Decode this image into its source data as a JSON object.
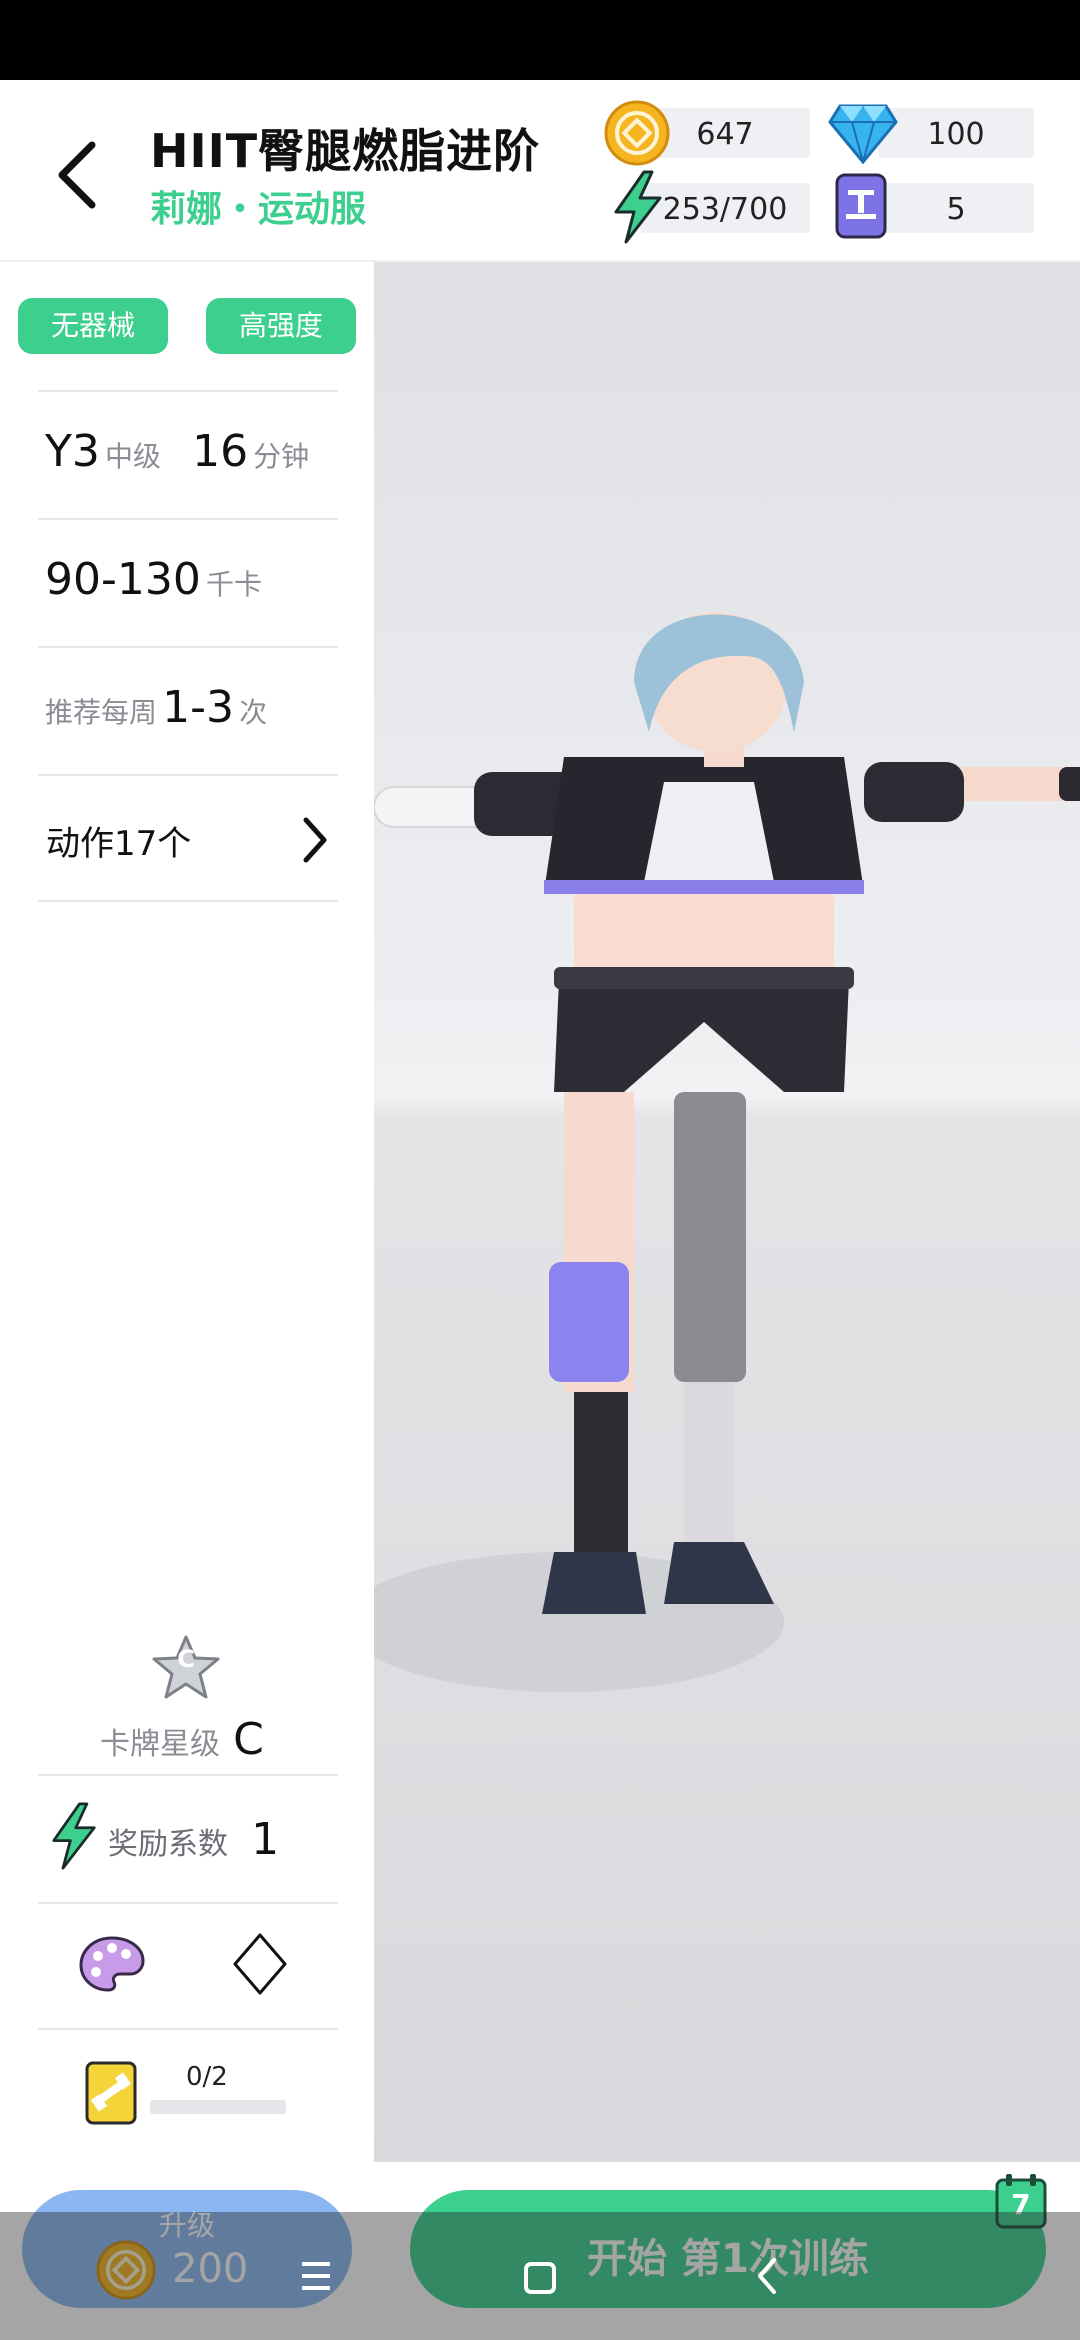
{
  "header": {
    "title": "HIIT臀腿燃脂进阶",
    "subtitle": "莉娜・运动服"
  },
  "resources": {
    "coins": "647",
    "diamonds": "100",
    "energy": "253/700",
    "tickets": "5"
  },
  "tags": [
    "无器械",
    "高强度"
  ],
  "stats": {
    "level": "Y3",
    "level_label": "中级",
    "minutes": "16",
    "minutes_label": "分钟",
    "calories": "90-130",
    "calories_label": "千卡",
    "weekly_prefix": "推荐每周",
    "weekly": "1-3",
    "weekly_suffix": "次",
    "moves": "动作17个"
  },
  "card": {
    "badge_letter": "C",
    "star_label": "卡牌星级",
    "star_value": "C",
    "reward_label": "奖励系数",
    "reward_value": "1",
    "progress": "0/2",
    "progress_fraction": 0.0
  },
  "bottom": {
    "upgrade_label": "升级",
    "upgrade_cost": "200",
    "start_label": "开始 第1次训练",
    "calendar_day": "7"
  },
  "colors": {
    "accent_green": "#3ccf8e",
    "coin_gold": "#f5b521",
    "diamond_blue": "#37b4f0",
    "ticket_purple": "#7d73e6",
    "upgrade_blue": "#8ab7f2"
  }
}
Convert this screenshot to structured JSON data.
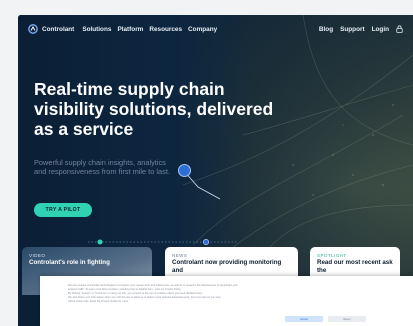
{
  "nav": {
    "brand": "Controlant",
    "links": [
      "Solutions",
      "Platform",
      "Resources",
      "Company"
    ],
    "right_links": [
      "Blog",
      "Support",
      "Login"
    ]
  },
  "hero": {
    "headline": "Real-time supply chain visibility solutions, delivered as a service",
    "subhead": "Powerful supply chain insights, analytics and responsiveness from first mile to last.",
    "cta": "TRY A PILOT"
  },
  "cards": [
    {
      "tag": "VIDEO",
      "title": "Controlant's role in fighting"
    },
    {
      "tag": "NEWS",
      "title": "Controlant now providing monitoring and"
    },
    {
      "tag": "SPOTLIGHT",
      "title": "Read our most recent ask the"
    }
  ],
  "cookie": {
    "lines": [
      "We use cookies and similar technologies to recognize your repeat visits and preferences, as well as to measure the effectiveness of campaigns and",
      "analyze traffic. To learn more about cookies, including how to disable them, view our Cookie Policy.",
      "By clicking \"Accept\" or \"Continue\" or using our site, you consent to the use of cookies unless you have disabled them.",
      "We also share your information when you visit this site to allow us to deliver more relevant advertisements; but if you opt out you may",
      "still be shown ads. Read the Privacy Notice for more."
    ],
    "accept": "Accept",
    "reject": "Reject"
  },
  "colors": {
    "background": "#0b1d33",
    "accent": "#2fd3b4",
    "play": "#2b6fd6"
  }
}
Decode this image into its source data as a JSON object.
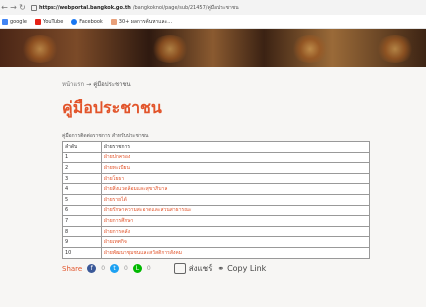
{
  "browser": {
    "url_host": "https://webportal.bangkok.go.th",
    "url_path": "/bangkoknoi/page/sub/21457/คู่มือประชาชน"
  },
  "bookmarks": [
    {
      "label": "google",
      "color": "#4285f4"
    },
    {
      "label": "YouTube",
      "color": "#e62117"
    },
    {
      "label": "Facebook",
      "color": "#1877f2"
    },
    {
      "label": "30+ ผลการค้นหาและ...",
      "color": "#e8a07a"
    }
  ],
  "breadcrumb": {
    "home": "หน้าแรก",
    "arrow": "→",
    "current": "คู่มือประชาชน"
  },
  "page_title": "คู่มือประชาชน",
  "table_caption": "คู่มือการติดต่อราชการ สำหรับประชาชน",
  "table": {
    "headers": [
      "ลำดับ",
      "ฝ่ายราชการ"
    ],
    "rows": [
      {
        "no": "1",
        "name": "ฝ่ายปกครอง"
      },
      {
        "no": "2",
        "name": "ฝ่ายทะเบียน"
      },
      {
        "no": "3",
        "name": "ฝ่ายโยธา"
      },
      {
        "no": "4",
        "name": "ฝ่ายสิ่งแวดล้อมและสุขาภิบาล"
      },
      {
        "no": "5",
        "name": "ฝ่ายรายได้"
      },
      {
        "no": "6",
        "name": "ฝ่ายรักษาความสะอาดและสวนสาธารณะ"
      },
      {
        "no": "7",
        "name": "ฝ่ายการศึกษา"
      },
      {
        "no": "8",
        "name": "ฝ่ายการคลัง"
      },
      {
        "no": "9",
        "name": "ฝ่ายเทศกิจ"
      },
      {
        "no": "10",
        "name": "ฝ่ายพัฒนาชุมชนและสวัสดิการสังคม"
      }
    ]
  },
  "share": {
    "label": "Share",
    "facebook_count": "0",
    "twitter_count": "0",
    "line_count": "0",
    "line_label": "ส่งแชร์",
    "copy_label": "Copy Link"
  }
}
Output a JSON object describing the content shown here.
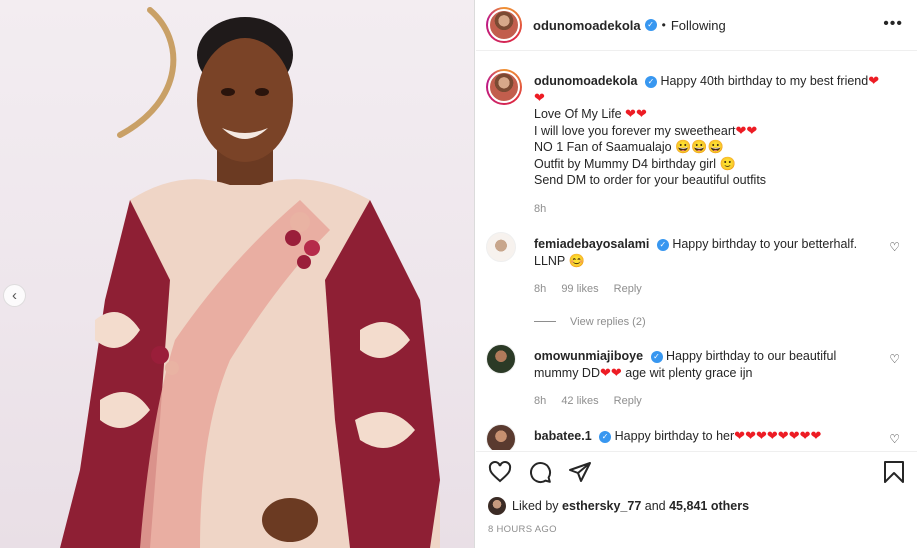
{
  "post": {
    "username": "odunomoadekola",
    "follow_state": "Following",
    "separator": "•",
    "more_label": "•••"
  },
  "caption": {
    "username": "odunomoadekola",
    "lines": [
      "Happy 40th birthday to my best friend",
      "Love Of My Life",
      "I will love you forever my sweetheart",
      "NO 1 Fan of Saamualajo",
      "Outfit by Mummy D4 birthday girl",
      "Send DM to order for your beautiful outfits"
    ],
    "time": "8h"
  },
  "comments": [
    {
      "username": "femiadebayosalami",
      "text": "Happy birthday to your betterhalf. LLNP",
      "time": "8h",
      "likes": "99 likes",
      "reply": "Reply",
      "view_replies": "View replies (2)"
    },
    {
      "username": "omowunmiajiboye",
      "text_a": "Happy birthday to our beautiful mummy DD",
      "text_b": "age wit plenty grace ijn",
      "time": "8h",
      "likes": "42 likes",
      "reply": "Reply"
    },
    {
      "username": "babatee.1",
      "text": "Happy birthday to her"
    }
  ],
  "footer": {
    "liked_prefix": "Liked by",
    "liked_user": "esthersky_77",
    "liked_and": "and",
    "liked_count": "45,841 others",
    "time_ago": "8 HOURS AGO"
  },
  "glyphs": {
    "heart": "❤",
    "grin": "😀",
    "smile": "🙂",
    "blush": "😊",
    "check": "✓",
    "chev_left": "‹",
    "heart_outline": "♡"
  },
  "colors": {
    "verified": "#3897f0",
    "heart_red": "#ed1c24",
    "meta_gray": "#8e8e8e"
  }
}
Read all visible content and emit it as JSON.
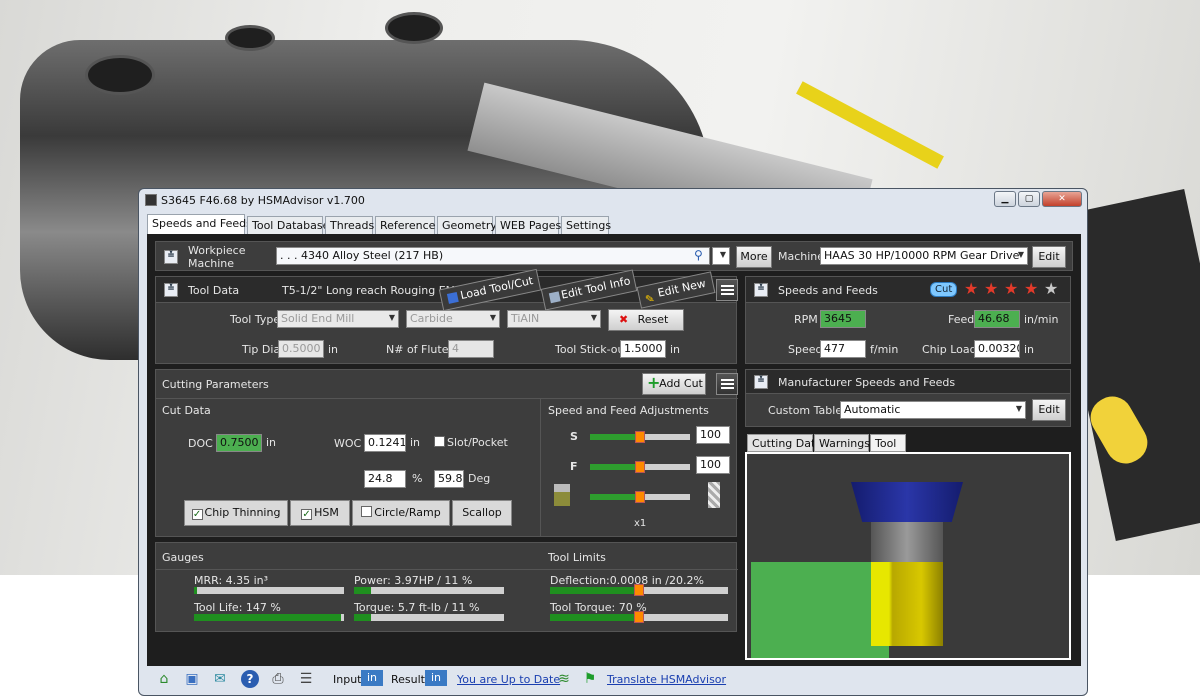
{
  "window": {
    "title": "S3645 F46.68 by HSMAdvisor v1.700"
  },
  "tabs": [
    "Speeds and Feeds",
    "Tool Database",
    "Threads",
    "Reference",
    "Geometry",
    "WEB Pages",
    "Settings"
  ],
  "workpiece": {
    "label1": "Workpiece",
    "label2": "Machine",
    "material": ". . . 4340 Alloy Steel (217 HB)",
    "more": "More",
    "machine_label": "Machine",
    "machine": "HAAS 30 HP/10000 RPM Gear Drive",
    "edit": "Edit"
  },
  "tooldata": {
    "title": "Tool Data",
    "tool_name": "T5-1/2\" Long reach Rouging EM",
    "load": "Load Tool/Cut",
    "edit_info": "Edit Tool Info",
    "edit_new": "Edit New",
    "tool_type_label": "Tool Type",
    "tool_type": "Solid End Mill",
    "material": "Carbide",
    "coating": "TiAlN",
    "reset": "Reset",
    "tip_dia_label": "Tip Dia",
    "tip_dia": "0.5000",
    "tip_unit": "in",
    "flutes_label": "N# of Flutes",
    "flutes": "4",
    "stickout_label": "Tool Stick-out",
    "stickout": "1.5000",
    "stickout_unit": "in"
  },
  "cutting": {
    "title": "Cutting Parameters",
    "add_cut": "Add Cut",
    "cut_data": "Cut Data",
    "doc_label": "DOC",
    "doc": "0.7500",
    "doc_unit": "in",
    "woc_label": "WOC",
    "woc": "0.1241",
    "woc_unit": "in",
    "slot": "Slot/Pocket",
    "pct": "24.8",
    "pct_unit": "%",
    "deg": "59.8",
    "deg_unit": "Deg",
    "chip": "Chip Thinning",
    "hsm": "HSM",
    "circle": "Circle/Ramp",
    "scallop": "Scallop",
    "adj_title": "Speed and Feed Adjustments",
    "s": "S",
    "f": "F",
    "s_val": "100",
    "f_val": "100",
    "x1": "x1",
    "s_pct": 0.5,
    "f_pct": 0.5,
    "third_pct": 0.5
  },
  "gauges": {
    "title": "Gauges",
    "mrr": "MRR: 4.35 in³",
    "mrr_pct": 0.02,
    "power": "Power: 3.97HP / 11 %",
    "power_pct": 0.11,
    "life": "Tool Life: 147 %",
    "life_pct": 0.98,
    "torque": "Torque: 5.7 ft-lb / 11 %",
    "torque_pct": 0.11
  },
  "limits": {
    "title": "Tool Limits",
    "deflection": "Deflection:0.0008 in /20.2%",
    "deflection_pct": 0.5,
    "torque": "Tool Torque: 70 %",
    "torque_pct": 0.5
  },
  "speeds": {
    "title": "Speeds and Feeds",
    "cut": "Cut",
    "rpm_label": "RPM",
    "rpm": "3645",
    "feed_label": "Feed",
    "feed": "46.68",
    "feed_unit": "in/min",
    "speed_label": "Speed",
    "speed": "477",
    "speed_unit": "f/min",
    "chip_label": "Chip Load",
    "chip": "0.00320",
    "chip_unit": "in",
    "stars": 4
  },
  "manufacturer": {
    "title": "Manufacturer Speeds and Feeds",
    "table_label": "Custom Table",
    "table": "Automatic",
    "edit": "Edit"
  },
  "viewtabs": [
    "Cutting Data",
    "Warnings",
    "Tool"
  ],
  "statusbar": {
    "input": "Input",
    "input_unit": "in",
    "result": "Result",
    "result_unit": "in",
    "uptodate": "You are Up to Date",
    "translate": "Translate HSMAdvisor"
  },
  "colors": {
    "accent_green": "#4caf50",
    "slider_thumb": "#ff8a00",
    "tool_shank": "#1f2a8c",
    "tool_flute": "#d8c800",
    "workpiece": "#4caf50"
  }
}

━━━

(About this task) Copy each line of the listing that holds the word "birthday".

(Answer to the problem)
      "Happy 40th birthday to my best friend",
      "Outfit by Mummy D4 birthday girl",
      "text": "Happy birthday to your betterhalf. LLNP",
      "text_a": "Happy birthday to our beautiful mummy DD",
      "text": "Happy birthday to her"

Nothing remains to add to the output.